375 Hypersaline coastal salt flats Tidal flats within salt marshes, including saltmeadow cordgrass or sea-purslane dominated alliances. Salt Marsh
372 Interdune Herbaceous Wetlands Dune swales with permanently flooded to intermittently exposed hydrology. Species composition depends on salinity and can include cut grass, spike-rush, mosquito fern, and hornwort. Interdune Pond, Maritime Wet Grasslands
371 Maritime Grasslands Dune grass community consisting of sea oats and beach grasses. Dune grass, Maritime dry grassland
60 Sand Exposed sand, predominantly in the sandhills region where disturbance or the extreme site conditions prevent natural regeneration. No equivalent
View Entire Landcover Legend
 
Additional Spatial Constraints:
Exclude all area outside of known range.
 
CITATIONS:
Thibault, M., and R. McNeil. 1994. Day/night variation in habitat use by Wilson's plovers in northeastern Venezuela. Wilson Bull. 106:299-310.
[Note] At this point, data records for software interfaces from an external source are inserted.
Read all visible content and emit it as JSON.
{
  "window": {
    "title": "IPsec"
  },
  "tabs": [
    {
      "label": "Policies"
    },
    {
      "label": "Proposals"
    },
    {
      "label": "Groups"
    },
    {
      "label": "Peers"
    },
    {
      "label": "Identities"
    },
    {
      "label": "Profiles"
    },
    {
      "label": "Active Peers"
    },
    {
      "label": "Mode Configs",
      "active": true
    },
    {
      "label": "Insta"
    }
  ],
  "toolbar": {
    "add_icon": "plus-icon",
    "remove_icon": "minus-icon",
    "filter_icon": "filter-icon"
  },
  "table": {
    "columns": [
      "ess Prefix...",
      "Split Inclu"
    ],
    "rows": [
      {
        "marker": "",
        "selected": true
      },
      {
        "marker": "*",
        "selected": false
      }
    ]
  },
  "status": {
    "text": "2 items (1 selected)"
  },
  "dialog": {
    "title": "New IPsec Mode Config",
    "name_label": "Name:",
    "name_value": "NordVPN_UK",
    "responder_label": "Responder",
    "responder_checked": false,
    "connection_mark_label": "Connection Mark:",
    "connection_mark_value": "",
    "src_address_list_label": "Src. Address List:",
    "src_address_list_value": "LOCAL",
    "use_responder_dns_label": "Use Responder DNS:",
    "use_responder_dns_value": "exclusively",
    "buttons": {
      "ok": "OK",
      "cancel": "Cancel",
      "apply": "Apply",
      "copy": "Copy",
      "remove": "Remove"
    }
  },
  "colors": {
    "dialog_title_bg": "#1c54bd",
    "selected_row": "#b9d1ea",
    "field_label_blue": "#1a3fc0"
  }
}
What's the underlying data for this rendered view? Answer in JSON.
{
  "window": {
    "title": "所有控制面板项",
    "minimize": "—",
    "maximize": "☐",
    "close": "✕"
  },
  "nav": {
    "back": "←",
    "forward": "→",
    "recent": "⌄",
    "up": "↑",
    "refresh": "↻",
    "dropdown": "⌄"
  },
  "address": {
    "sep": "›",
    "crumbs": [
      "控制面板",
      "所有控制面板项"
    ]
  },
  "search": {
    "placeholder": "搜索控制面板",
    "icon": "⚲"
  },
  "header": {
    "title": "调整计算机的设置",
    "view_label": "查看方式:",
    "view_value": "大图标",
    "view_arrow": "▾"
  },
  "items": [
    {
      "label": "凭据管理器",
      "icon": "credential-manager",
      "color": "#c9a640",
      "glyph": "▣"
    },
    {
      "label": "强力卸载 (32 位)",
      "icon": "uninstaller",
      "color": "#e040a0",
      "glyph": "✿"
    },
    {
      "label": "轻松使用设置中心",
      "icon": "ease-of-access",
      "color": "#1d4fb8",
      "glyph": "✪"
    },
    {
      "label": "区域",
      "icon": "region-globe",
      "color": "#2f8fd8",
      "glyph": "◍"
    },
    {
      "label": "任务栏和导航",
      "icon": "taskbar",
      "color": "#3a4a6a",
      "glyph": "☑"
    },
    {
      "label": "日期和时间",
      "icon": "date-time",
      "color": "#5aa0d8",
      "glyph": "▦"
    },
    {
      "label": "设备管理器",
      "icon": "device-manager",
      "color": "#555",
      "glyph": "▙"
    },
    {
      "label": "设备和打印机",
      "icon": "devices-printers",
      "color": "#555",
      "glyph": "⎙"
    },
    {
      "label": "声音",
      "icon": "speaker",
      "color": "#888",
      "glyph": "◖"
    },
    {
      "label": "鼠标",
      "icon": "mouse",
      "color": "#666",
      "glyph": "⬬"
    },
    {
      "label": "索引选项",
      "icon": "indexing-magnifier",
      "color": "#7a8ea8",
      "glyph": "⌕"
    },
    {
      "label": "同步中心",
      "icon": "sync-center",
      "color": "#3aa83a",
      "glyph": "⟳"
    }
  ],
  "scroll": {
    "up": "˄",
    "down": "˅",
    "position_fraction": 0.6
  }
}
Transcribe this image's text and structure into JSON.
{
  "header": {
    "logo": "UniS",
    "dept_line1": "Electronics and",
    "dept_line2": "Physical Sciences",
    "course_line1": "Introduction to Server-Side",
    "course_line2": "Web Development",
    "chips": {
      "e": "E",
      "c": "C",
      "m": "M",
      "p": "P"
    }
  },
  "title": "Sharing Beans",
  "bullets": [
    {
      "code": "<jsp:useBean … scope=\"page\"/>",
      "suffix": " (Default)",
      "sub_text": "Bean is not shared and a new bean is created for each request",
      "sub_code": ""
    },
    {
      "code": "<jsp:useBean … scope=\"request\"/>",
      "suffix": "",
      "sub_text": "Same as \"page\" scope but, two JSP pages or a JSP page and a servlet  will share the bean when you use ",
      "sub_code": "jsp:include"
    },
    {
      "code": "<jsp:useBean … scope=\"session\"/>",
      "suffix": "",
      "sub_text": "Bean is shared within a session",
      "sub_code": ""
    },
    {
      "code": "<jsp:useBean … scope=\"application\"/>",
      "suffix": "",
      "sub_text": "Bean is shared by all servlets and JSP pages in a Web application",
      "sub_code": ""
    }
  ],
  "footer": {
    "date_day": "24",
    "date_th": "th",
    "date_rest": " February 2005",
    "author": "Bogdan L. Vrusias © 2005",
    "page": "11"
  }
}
Bent, A.C. 1929. Life histories of North American shore birds. Part II. U.S. National Museum Bulletin No. 146. Washington, D.C.

Fussell, J.O. III. 1994. A birderís guide to coastal North Carolina. Chapel Hill and London: The University of North Carolina Press.

Robert, M., R. McNeil, and A. Leduc. 1989. Conditions and significance of night feeding in shorebirds and other water birds in a tropical lagoon. Auk 106:94-101.

Harrison, H.H. 1975. A field guide to bird's nests in the U.S. east of the Mississippi River. Houghton Mifflin Company, Boston, Massachusetts. 257 p.

Harrison, C. 1978. A field guide to the nests, eggs and nestlings of North American birds. Collins, Cleveland, Ohio.

Harrison, H.H. 1979. A field guide to western birds' nests. Houghton Mifflin Company, Boston. 279 pp.

Terres, J.K. 1980. The Audubon Society encyclopedia of North American birds. Alfred A. Knopf, New York.

American Ornithologists' Union (AOU), Committee on Classification and Nomenclature. 1983. Check-list of North American Birds. Sixth Edition. American Ornithologists' Union, Allen Press, Inc., Lawrence, Kansas.

Raffaele, H.A. 1983. A guide to the birds of Puerto Rico and the Virgin Islands. Fondo Educativo Interamericano, San Juan, Puerto Rico. 255 pp.

Hayman, P., J. Marchant and T. Prater. 1986. Shorebirds. An identification guide to the waders of the world. Boston: Houghton Mifflin Company.

Byrd, M.A., and D.W. Johnston. 1991. Birds. Pages 477-537 in K. Terwilliger, coordinator. Virginia's endangered species:proceedings of a symposium. McDonald and Woodward Publ. Co., Blacksburg, Virginia.

Stiles, F.G., and A.F. Skutch. 1989. A guide to the birds of Costa Rica. Comstock Publ. Associates, Cornell University Press, Ithaca, New York. 511 pp.

10 March 2005
 
This data was compiled and/or developed by the North Carolina GAP Analysis Project.

For more information please contact them at:
NC-GAP Analysis Project
Dept. of Zoology, NCSU
Campus Box 7617
Raleigh, NC 27695-7617
(919) 513-2853
www.basic.ncsu.edu/ncgap